This year, King County is working with community partners to expand the use of naloxone (also known as Narcan) – a powerful and very safe tool that can save the life of someone experiencing an opioid overdose – and educate the community about available treatments for opioid use disorder.
Buying drugs on the street is a game of Russian roulette. From Xanax to cocaine, drugs or counterfeit pills purchased in nonmedical settings may contain life-threatening amounts of fentanyl.
The number of individual pills seized by law enforcement increased nearly 50-fold from the first quarter of 2018 to the last quarter of 2021 and the proportion of pills to total seizures more than doubled, with pills representing over a quarter of illicit fentanyl seizures by the end of 2021.
The soaring death toll has been fueled by a much more dangerous black market opioid supply. Illicitly synthesized fentanyl – a potent and inexpensive opioid that has driven the rise in overdoses since it emerged in 2014 – is increasingly replacing heroin.
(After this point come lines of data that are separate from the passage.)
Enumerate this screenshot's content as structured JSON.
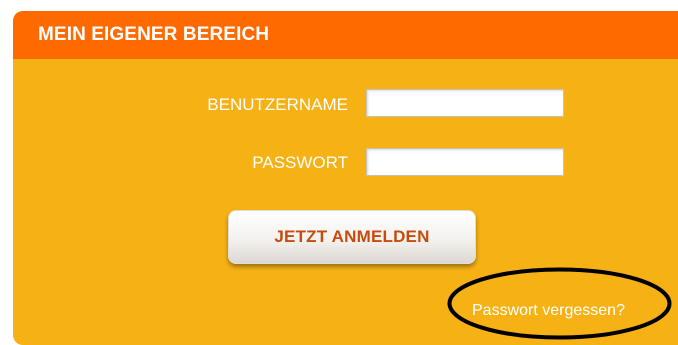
{
  "panel": {
    "title": "MEIN EIGENER BEREICH",
    "colors": {
      "header": "#ff6a00",
      "body": "#f6b115",
      "button_text": "#c64b0c"
    }
  },
  "form": {
    "username_label": "BENUTZERNAME",
    "username_value": "",
    "password_label": "PASSWORT",
    "password_value": "",
    "submit_label": "JETZT ANMELDEN",
    "forgot_link": "Passwort vergessen?"
  }
}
Fentanyl and fentanyl analogs were responsible for almost two-thirds of the overdose deaths recorded in the 12 months period ending in April 2021.
Nationwide, there has been a 31% increase in overdose deaths during the pandemic compared with the year before, fueled largely by the presence of the potent opioid fentanyl in heroin, methamphetamines and other illicit drugs.
Health officials urge people to carry naloxone and know overdose signs
Opioid users may need multiple care episodes with buprenorphine before their recovery trajectory is established.
Doctors say requirement to take an 8-hour course and submit to Drug Enforcement Administration oversight has stymied the drug’s availability.
These last two weeks mark a sharp increase—double the average number of weekly fatal overdoses throughout much of 2020.
“Telehealth sessions have been a lifeline for those walking the long road to recovery during a stressful, isolating time.”
Emotional pain and chronic pain are related, and painkillers, ultimately, make things worse
A meta-analysis of the studies found cannabis use didn’t reduce illicit opioid use during treatment nor did it retain people in treatment.
A non-profit wants to open a safe injection site in Philadelphia’s Kensington neighborhood, known for high-quality, cheap heroin and daily overdose deaths.
Alcohol ramps up the effects of drugs that act on the brain and nervous system, and vice versa, which increases the risk of overdose.
Patient “brokers” can make initial commissions of as much as $2,000 for each patient they recruit for for-profit opioid treatment programs.